But after an hour of actively working this bull (and nearly eight hours after locating him), he had yet to come significantly closer. Something had to give. I began slipping closer to the bull, moving tree to tree until I felt good about my cover and my shooting lanes. At the same time, Michael moved closer in behind me, turned his bugle tube to face the bull and directly challenged him with a long, loud, aggressive, ballsy bugle. We collectively held our breath to see what would happen next. The brief silence was broken with a low growl that rose to a high-pitched scream, followed by the bull’s signature chuckle. As the kids say these days, this time when he responded, he had that dawg in him. We’d struck a nerve.
Minutes later, I glimpsed the right side of his antler raking a pine at sixty yards. The bull had come directly down the hill and was thrashing this poor, small pine. He was maintaining the high ground while doing this, no doubt trying to locate the bull that challenged him and intimidate him from above. He was upwind and staring past me though, looking towards the cow calls that echoed through the saddle. He had no idea I was in the world.
I’ve seen lots of videos where bulls get within feet of the hunter, then turn inside out and run off once they recognize their folly. This bull was at twelve yards quartering hard to me, about to step over a log an end up within feet of my broadhead. I wasn’t about to let this situation get out of hand, so at ten yards I settled my pin ahead of his front shoulder and let it fly. The bull ran fifty yards, crashed once, then crashed again, and all was silent.
The silence was soon broken by three buddies doing what all dudes do when something like this happens. We fall apart. All of the focused precision, whispering, breath holding and self-restraint it took to get to the kill shot fades away like a scent puffer in a stiff 25 mph wind. The pendulum swings back the other way, with fist bumps, hugs and “Holy s#*t, this actually happened!”
The rain had cleared and, like it always does after a storm, produced an epic sunset. We took pics with the bull, facetimed our kids with our spotty service, then began the work of quartering the bull as darkness settled in. The pack job wasn’t terrible, and we miraculously found an unmarked horse trail in the dark that led right back to the trailhead which made our trek out much easier.

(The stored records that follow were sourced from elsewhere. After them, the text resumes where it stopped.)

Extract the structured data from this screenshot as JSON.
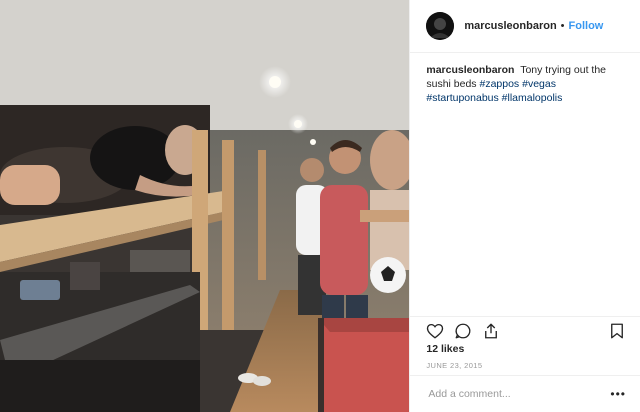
{
  "post": {
    "username": "marcusleonbaron",
    "separator": "•",
    "follow_label": "Follow",
    "caption": {
      "username": "marcusleonbaron",
      "text": "Tony trying out the sushi beds",
      "hashtags": [
        "#zappos",
        "#vegas",
        "#startuponabus",
        "#llamalopolis"
      ]
    },
    "likes": "12 likes",
    "date": "JUNE 23, 2015",
    "comment_placeholder": "Add a comment...",
    "more_label": "•••"
  },
  "icons": {
    "like": "heart-icon",
    "comment": "comment-icon",
    "share": "share-icon",
    "save": "bookmark-icon",
    "avatar": "avatar"
  },
  "colors": {
    "link": "#3897f0",
    "hashtag": "#003569",
    "text": "#262626",
    "muted": "#999999"
  }
}
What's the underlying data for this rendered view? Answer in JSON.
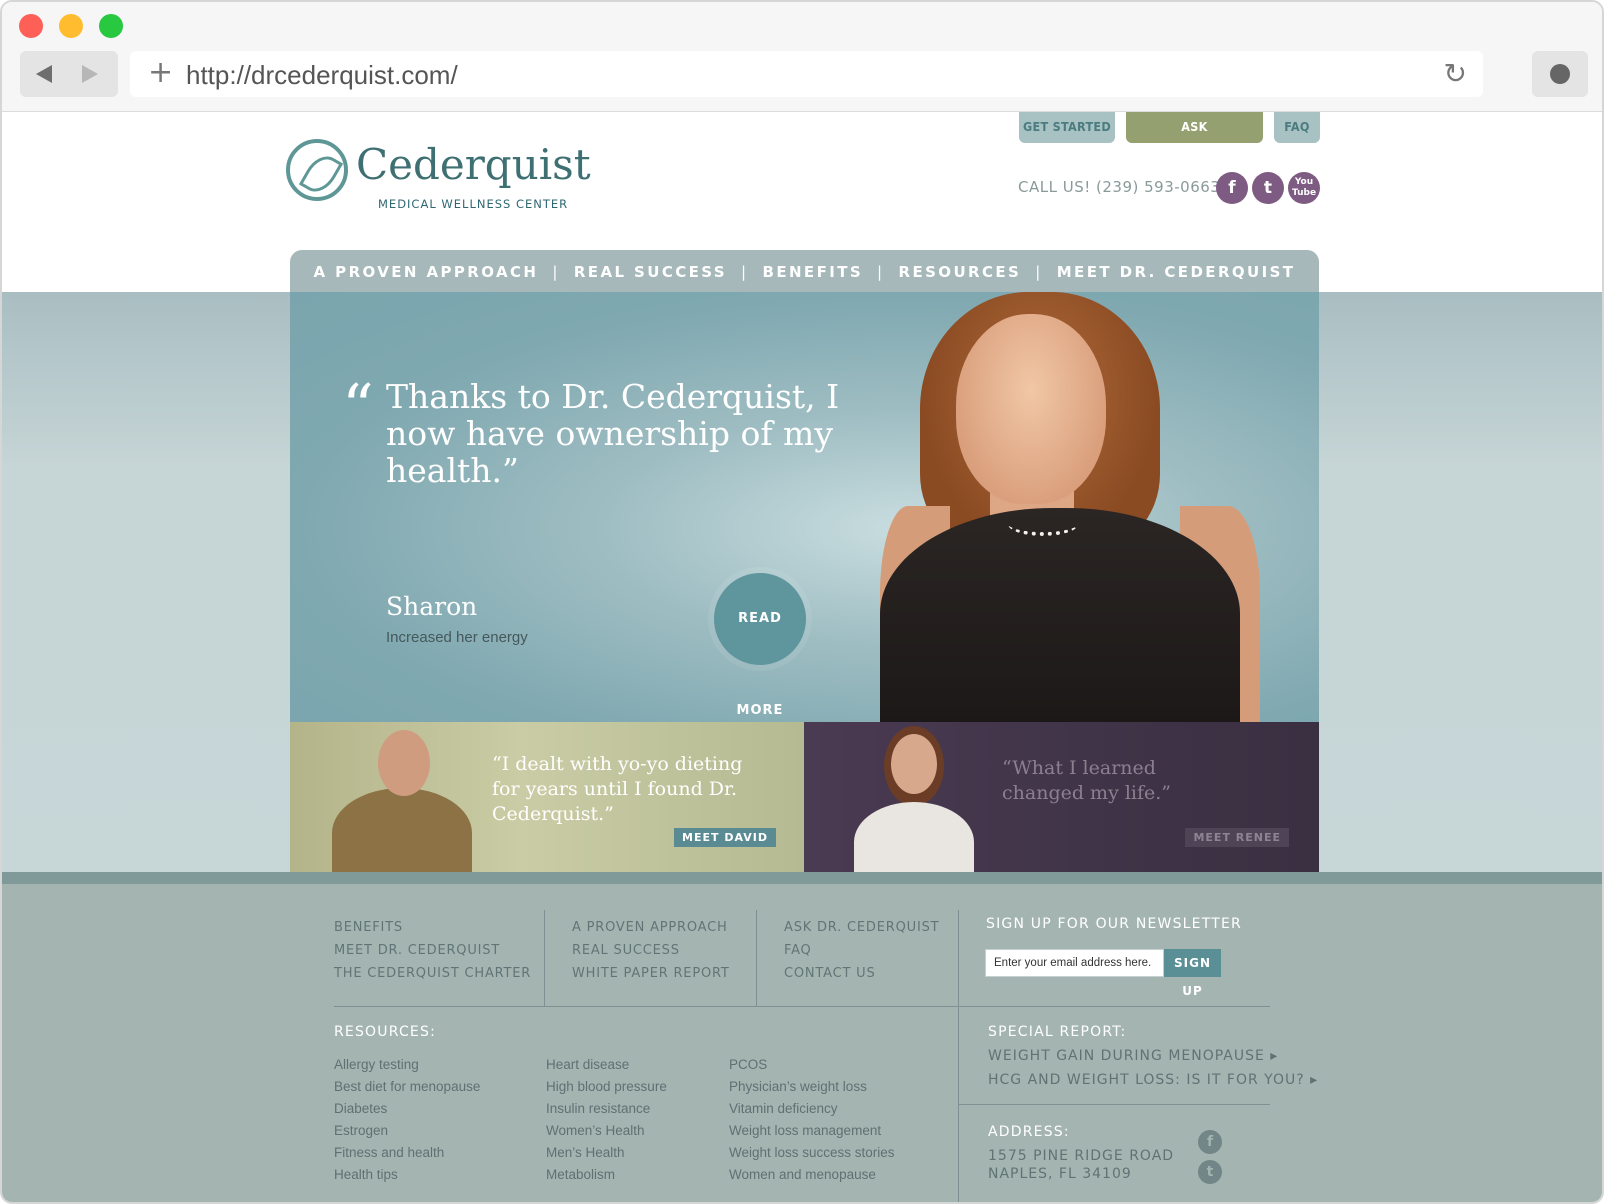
{
  "browser": {
    "url": "http://drcederquist.com/"
  },
  "header": {
    "brand_name": "Cederquist",
    "brand_sub": "MEDICAL WELLNESS CENTER",
    "top_tabs": [
      "GET STARTED",
      "ASK DR.CEDERQUIST",
      "FAQ"
    ],
    "call_us": "CALL US! (239) 593-0663",
    "social": [
      "f",
      "t",
      "You Tube"
    ]
  },
  "nav": {
    "items": [
      "A PROVEN APPROACH",
      "REAL SUCCESS",
      "BENEFITS",
      "RESOURCES",
      "MEET DR. CEDERQUIST"
    ]
  },
  "hero": {
    "quote_mark": "“",
    "quote": "Thanks to Dr. Cederquist, I now have ownership of my health.”",
    "name": "Sharon",
    "caption": "Increased her energy",
    "button": "READ MORE"
  },
  "panels": {
    "david": {
      "quote": "“I dealt with yo-yo dieting for years until I found Dr. Cederquist.”",
      "button": "MEET DAVID"
    },
    "renee": {
      "quote": "“What I learned changed my life.”",
      "button": "MEET RENEE"
    }
  },
  "footer": {
    "col1": [
      "BENEFITS",
      "MEET DR. CEDERQUIST",
      "THE CEDERQUIST CHARTER"
    ],
    "col2": [
      "A PROVEN APPROACH",
      "REAL SUCCESS",
      "WHITE PAPER REPORT"
    ],
    "col3": [
      "ASK DR. CEDERQUIST",
      "FAQ",
      "CONTACT US"
    ],
    "newsletter_title": "SIGN UP FOR OUR NEWSLETTER",
    "newsletter_placeholder": "Enter your email address here.",
    "newsletter_button": "SIGN UP",
    "resources_title": "RESOURCES:",
    "resources": {
      "c1": [
        "Allergy testing",
        "Best diet for menopause",
        "Diabetes",
        "Estrogen",
        "Fitness and health",
        "Health tips"
      ],
      "c2": [
        "Heart disease",
        "High blood pressure",
        "Insulin resistance",
        "Women’s Health",
        "Men’s Health",
        "Metabolism"
      ],
      "c3": [
        "PCOS",
        "Physician’s weight loss",
        "Vitamin deficiency",
        "Weight loss management",
        "Weight loss success stories",
        "Women and menopause"
      ]
    },
    "special_report_title": "SPECIAL REPORT:",
    "special_reports": [
      "WEIGHT GAIN DURING MENOPAUSE ▸",
      "HCG AND WEIGHT LOSS: IS IT FOR YOU? ▸"
    ],
    "address_title": "ADDRESS:",
    "address_line1": "1575 PINE RIDGE ROAD",
    "address_line2": "NAPLES, FL 34109"
  }
}
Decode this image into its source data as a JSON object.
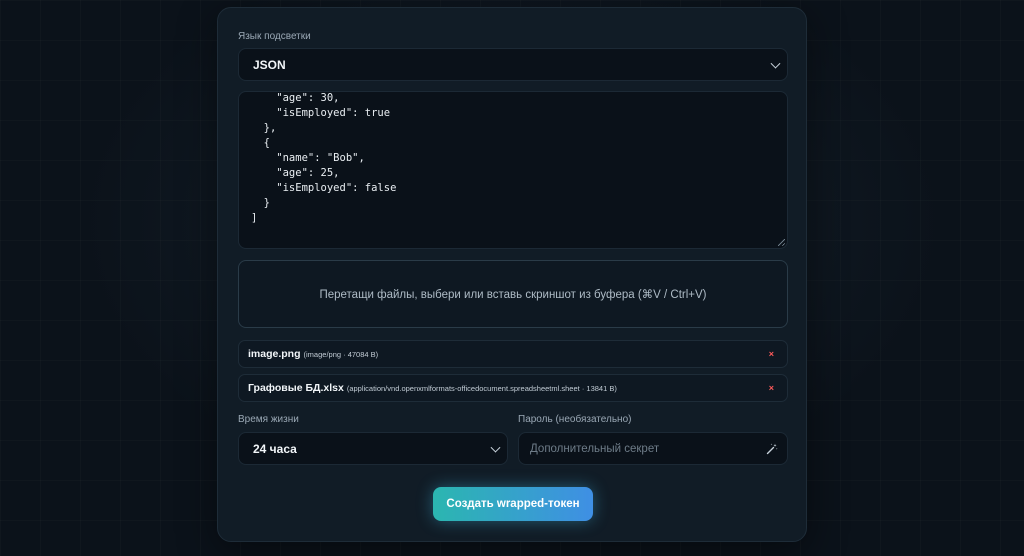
{
  "highlight": {
    "label": "Язык подсветки",
    "value": "JSON"
  },
  "code": {
    "lines": "    \"age\": 30,\n    \"isEmployed\": true\n  },\n  {\n    \"name\": \"Bob\",\n    \"age\": 25,\n    \"isEmployed\": false\n  }\n]"
  },
  "dropzone": {
    "text": "Перетащи файлы, выбери или вставь скриншот из буфера (⌘V / Ctrl+V)"
  },
  "files": [
    {
      "name": "image.png",
      "meta": "(image/png · 47084 B)",
      "remove": "×"
    },
    {
      "name": "Графовые БД.xlsx",
      "meta": "(application/vnd.openxmlformats-officedocument.spreadsheetml.sheet · 13841 B)",
      "remove": "×"
    }
  ],
  "ttl": {
    "label": "Время жизни",
    "value": "24 часа"
  },
  "password": {
    "label": "Пароль (необязательно)",
    "placeholder": "Дополнительный секрет",
    "icon": "magic-wand-icon"
  },
  "submit": {
    "label": "Создать wrapped-токен"
  },
  "colors": {
    "accent_start": "#2bb6b0",
    "accent_end": "#3f8fe4",
    "remove": "#ff5a5a"
  }
}
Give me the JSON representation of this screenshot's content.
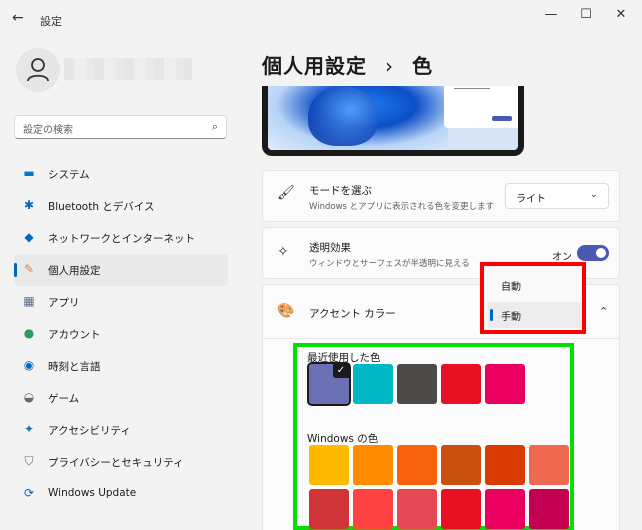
{
  "window": {
    "title": "設定"
  },
  "sidebar": {
    "search_placeholder": "設定の検索",
    "items": [
      {
        "label": "システム",
        "icon": "monitor-icon",
        "color": "#0078d4"
      },
      {
        "label": "Bluetooth とデバイス",
        "icon": "bluetooth-icon",
        "color": "#0067c0"
      },
      {
        "label": "ネットワークとインターネット",
        "icon": "wifi-icon",
        "color": "#0067c0"
      },
      {
        "label": "個人用設定",
        "icon": "brush-icon",
        "color": "#d08a4a",
        "active": true
      },
      {
        "label": "アプリ",
        "icon": "apps-icon",
        "color": "#5a6b8a"
      },
      {
        "label": "アカウント",
        "icon": "person-icon",
        "color": "#2aa05a"
      },
      {
        "label": "時刻と言語",
        "icon": "clock-globe-icon",
        "color": "#0067c0"
      },
      {
        "label": "ゲーム",
        "icon": "gamepad-icon",
        "color": "#6a6a6a"
      },
      {
        "label": "アクセシビリティ",
        "icon": "accessibility-icon",
        "color": "#1a6fc4"
      },
      {
        "label": "プライバシーとセキュリティ",
        "icon": "shield-icon",
        "color": "#6a6a6a"
      },
      {
        "label": "Windows Update",
        "icon": "update-icon",
        "color": "#0067c0"
      }
    ]
  },
  "header": {
    "breadcrumb_parent": "個人用設定",
    "separator": "›",
    "page": "色"
  },
  "mode": {
    "title": "モードを選ぶ",
    "subtitle": "Windows とアプリに表示される色を変更します",
    "value": "ライト"
  },
  "transparency": {
    "title": "透明効果",
    "subtitle": "ウィンドウとサーフェスが半透明に見える",
    "state": "オン"
  },
  "accent": {
    "title": "アクセント カラー",
    "options": [
      "自動",
      "手動"
    ],
    "selected": "手動"
  },
  "recent_colors": {
    "label": "最近使用した色",
    "colors": [
      "#6b6fb4",
      "#00b7c3",
      "#4c4a48",
      "#e81123",
      "#ea005e"
    ]
  },
  "windows_colors": {
    "label": "Windows の色",
    "rows": [
      [
        "#ffb900",
        "#ff8c00",
        "#f7630c",
        "#ca5010",
        "#da3b01",
        "#ef6950"
      ],
      [
        "#d13438",
        "#ff4343",
        "#e74856",
        "#e81123",
        "#ea005e",
        "#c30052"
      ]
    ]
  },
  "highlight_colors": {
    "popup_box": "#ff0000",
    "colors_box": "#00e000"
  }
}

Lucky Dave had been out of the loop all day, as his cell phone couldn’t get a lick of service. He spent the day drinking coffee, watching tv and chumming it up with other elk and mule deer hunters back at camp. At 1:30 am, we burst into his hotel room with the skull and antlers of my bull, like three boys in bib overalls showing their grandpa a giant bullfrog they had caught.
The boys had gotten the job done.
As an artist, I’m always looking to learn from nature. The mountains are an infinite source of new ideas and inspiration for new art. But sometimes the classroom surprises me, and the lessons are much deeper and meaningful than simply watching a golden aspen and wondering what colors I would mix to paint it. Sometimes the lessons are grit, determination, and persistence. To put one foot in front of the other and trust myself, and my buddies. It’s learning to stop in the middle of a pack out and appreciate the pain, the sweat, and the breathlessness and appreciate it all, knowing that it’s a rare experience and one that should be felt and cherished.
Those Bighorn Mountains gave me a lot that trip – my first bull, inspiration for a new painting and a freezer full of elk steaks. But more valuable than all of these are the laughs, lessons and labor I put into it this with my buddies. Those are the things that will remain long after the last bite of elk steak.
“I’m excited to get back to my studio to produce new elk paintings from this experience. In the meantime, check out my favorite canvas prints featuring bull elk below. You can also see my full lineup of elk and western big game art by clicking here.
"Blowing Smoke" Canvas Print